There are two very important reasons why you should consider purchasing life insurance when you are younger.  The first, and probably the biggest, is the cost. The younger you are the cheaper it is. Why? Because when it comes to pricing out the cost of life insurance, it’s assumed that the younger you are, the healthier you’ll be, which means there is less risk when it comes to issuing a policy.

Another important reason to buy life insurance when you are young and healthy is to protect your future insurability.  You don’t know what “future you” will look like. You may become sick or disabled and that would make it very difficult and very expensive to get coverage.  By purchasing life insurance early, you will have the option later on to convert your policy at the end of its term into a whole life policy without having to go through any of the underwriting that would normally take place, guaranteeing future coverage.

4. What’s in it for me?

We know the biggest benefit is the money that will go to your family if you die unexpectedly.  However, depending on the type of life insurance you purchase, there are other benefits you may find useful. For example, you can purchase a term life insurance policy that has a return of premium rider on it.  That means if you live to the end of your policy term, you get all your premiums back…tax-free! You can take that money and pay off some of those bills or if those are all paid off you can go on that amazing vacation you’ve been dreaming about. What you do with the money is all up to you.

You can also purchase a whole life policy.  This type of policy protects you for your entire life (as long as you pay your premium) and a portion of each premium you pay goes into an account called “cash value”.  The cash value builds tax-deferred and you can take loans out against it which can come in handy if you need money to help out with college loans or even wedding expenses. The younger you are when you buy a whole life insurance policy, the more time you will have to build up that cash value.

The bottom line and most important thing to remember about life insurance is, it’s really not about you.  It’s about them. It’s for the ones that mean the most to you. As Ferris Bueller once said “life moves pretty fast…”, so don’t wait.  It’s never too early to get the life insurance protection you and your loved ones deserve.
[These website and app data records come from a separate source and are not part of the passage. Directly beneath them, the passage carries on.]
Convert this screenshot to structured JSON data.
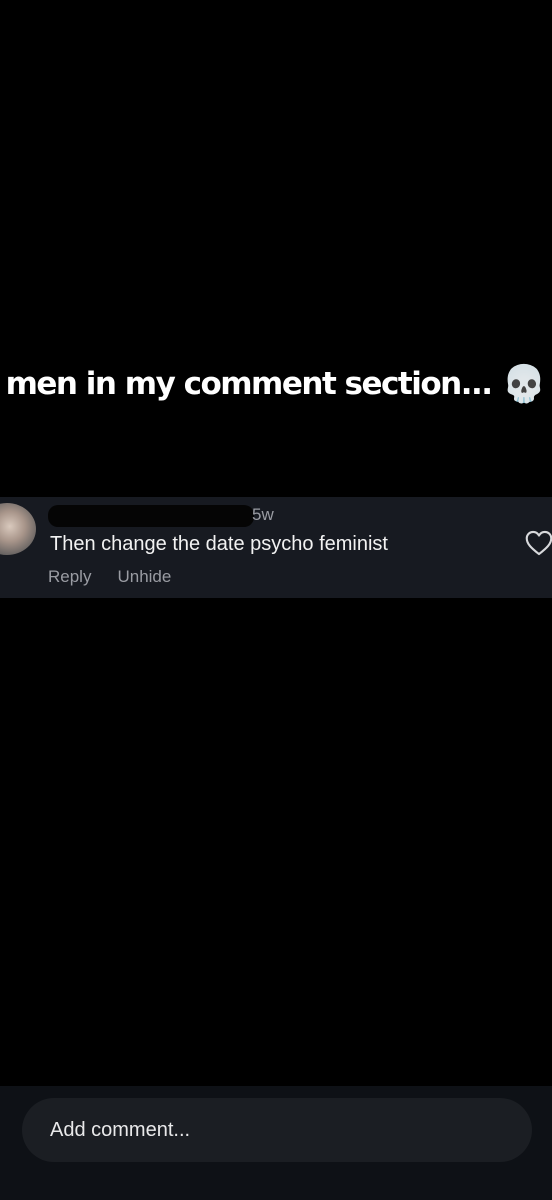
{
  "caption": {
    "text": "men in my comment section...",
    "emoji": "💀"
  },
  "comment": {
    "timestamp": "5w",
    "text": "Then change the date psycho feminist",
    "actions": {
      "reply": "Reply",
      "unhide": "Unhide"
    }
  },
  "composer": {
    "placeholder": "Add comment..."
  }
}
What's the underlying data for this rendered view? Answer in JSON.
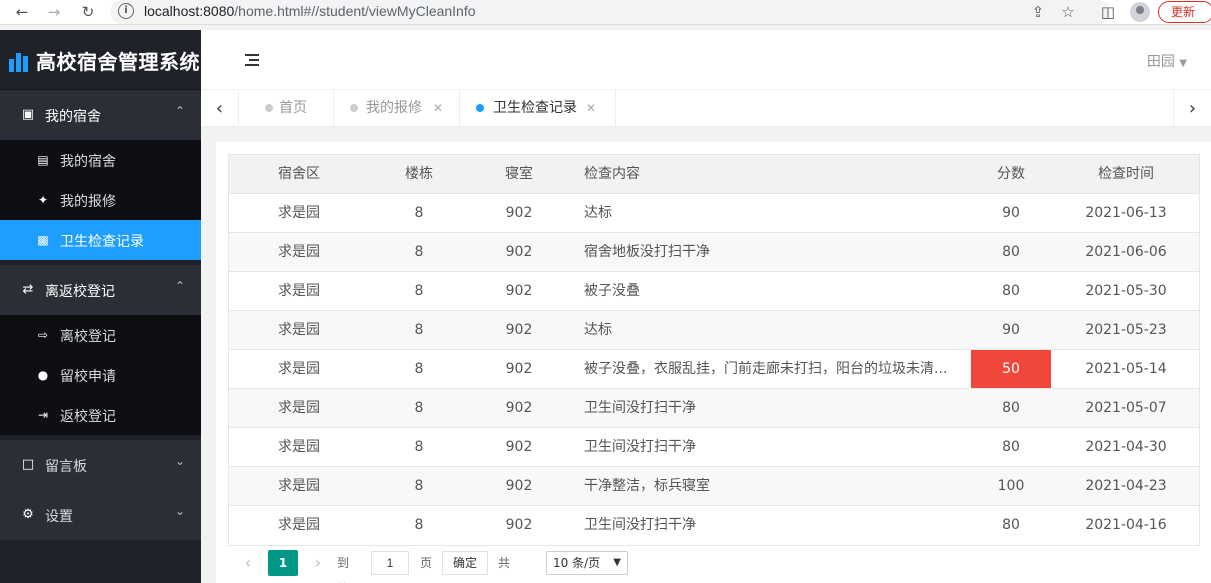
{
  "browser": {
    "url_host": "localhost:8080",
    "url_path": "/home.html#//student/viewMyCleanInfo",
    "update_label": "更新"
  },
  "app": {
    "title": "高校宿舍管理系统"
  },
  "sidebar": {
    "groups": [
      {
        "label": "我的宿舍",
        "icon": "cube-icon",
        "expanded": true,
        "items": [
          {
            "label": "我的宿舍",
            "icon": "bed-icon"
          },
          {
            "label": "我的报修",
            "icon": "wrench-icon"
          },
          {
            "label": "卫生检查记录",
            "icon": "bar-chart-icon",
            "active": true
          }
        ]
      },
      {
        "label": "离返校登记",
        "icon": "exchange-icon",
        "expanded": true,
        "items": [
          {
            "label": "离校登记",
            "icon": "sign-out-icon"
          },
          {
            "label": "留校申请",
            "icon": "globe-icon"
          },
          {
            "label": "返校登记",
            "icon": "sign-in-icon"
          }
        ]
      },
      {
        "label": "留言板",
        "icon": "calendar-icon",
        "expanded": false
      },
      {
        "label": "设置",
        "icon": "gear-icon",
        "expanded": false
      }
    ]
  },
  "header": {
    "user": "田园"
  },
  "tabs": [
    {
      "label": "首页",
      "closable": false
    },
    {
      "label": "我的报修",
      "closable": true
    },
    {
      "label": "卫生检查记录",
      "closable": true,
      "active": true
    }
  ],
  "table": {
    "columns": [
      "宿舍区",
      "楼栋",
      "寝室",
      "检查内容",
      "分数",
      "检查时间"
    ],
    "rows": [
      [
        "求是园",
        "8",
        "902",
        "达标",
        "90",
        "2021-06-13"
      ],
      [
        "求是园",
        "8",
        "902",
        "宿舍地板没打扫干净",
        "80",
        "2021-06-06"
      ],
      [
        "求是园",
        "8",
        "902",
        "被子没叠",
        "80",
        "2021-05-30"
      ],
      [
        "求是园",
        "8",
        "902",
        "达标",
        "90",
        "2021-05-23"
      ],
      [
        "求是园",
        "8",
        "902",
        "被子没叠，衣服乱挂，门前走廊未打扫，阳台的垃圾未清...",
        "50",
        "2021-05-14"
      ],
      [
        "求是园",
        "8",
        "902",
        "卫生间没打扫干净",
        "80",
        "2021-05-07"
      ],
      [
        "求是园",
        "8",
        "902",
        "卫生间没打扫干净",
        "80",
        "2021-04-30"
      ],
      [
        "求是园",
        "8",
        "902",
        "干净整洁，标兵寝室",
        "100",
        "2021-04-23"
      ],
      [
        "求是园",
        "8",
        "902",
        "卫生间没打扫干净",
        "80",
        "2021-04-16"
      ]
    ],
    "highlight_color": "#f0473a"
  },
  "pager": {
    "current": "1",
    "goto_label": "到第",
    "goto_value": "1",
    "page_label": "页",
    "confirm_label": "确定",
    "total_label": "共 9 条",
    "page_size": "10 条/页"
  }
}
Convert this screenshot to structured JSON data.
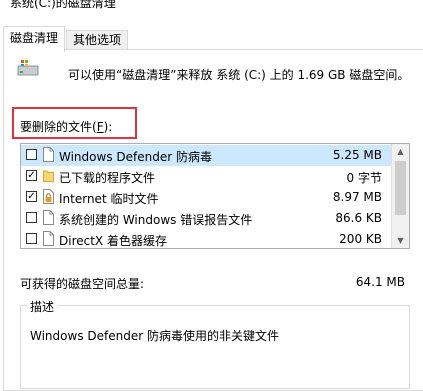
{
  "window": {
    "title": "系统(C:)的磁盘清理"
  },
  "tabs": [
    {
      "label": "磁盘清理",
      "active": true
    },
    {
      "label": "其他选项",
      "active": false
    }
  ],
  "info_text": "可以使用“磁盘清理”来释放 系统 (C:) 上的 1.69 GB 磁盘空间。",
  "files_label": {
    "text": "要删除的文件(",
    "accel": "F",
    "suffix": "):"
  },
  "files": [
    {
      "name": "Windows Defender 防病毒",
      "size": "5.25 MB",
      "checked": false,
      "selected": true,
      "icon": "blank-file-icon"
    },
    {
      "name": "已下载的程序文件",
      "size": "0 字节",
      "checked": true,
      "selected": false,
      "icon": "folder-icon"
    },
    {
      "name": "Internet 临时文件",
      "size": "8.97 MB",
      "checked": true,
      "selected": false,
      "icon": "lock-file-icon"
    },
    {
      "name": "系统创建的 Windows 错误报告文件",
      "size": "86.6 KB",
      "checked": false,
      "selected": false,
      "icon": "blank-file-icon"
    },
    {
      "name": "DirectX 着色器缓存",
      "size": "200 KB",
      "checked": false,
      "selected": false,
      "icon": "blank-file-icon"
    }
  ],
  "total": {
    "label": "可获得的磁盘空间总量:",
    "value": "64.1 MB"
  },
  "description": {
    "legend": "描述",
    "text": "Windows Defender 防病毒使用的非关键文件"
  },
  "colors": {
    "selection": "#cce8ff",
    "highlight_border": "#d9363e"
  }
}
Our content is created for educational purposes only. This material is not intended to provide, and should not be relied on for tax, legal, or investment advice. Vantis Life encourages individuals to seek advice from their own investment or tax advisor or legal counsel.